• [AIM OF THE TASK]
In the data below, find every line with the word "ASSAULT" and copy it.

• [SUPPLIED MATERIAL]
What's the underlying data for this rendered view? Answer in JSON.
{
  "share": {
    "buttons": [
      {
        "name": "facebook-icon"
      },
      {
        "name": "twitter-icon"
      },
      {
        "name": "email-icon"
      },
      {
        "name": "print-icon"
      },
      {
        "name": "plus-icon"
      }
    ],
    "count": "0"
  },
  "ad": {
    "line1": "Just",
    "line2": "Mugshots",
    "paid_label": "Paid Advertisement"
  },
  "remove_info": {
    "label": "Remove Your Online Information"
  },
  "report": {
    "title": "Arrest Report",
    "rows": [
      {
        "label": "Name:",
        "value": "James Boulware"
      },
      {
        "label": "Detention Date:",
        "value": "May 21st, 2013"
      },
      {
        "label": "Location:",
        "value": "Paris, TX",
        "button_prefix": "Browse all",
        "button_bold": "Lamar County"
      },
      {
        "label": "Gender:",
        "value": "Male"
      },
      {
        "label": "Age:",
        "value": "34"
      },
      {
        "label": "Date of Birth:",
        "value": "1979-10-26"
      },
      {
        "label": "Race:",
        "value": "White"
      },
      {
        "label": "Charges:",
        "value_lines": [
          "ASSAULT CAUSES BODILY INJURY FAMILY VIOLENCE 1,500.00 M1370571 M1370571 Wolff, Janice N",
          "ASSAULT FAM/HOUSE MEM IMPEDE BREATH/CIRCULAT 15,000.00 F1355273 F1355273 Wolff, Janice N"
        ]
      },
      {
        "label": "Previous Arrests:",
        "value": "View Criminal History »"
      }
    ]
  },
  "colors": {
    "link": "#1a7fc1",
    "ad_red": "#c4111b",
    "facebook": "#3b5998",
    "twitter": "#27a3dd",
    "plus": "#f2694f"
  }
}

• [RESULT FOR THIS TASK]
          "ASSAULT CAUSES BODILY INJURY FAMILY VIOLENCE 1,500.00 M1370571 M1370571 Wolff, Janice N",
          "ASSAULT FAM/HOUSE MEM IMPEDE BREATH/CIRCULAT 15,000.00 F1355273 F1355273 Wolff, Janice N"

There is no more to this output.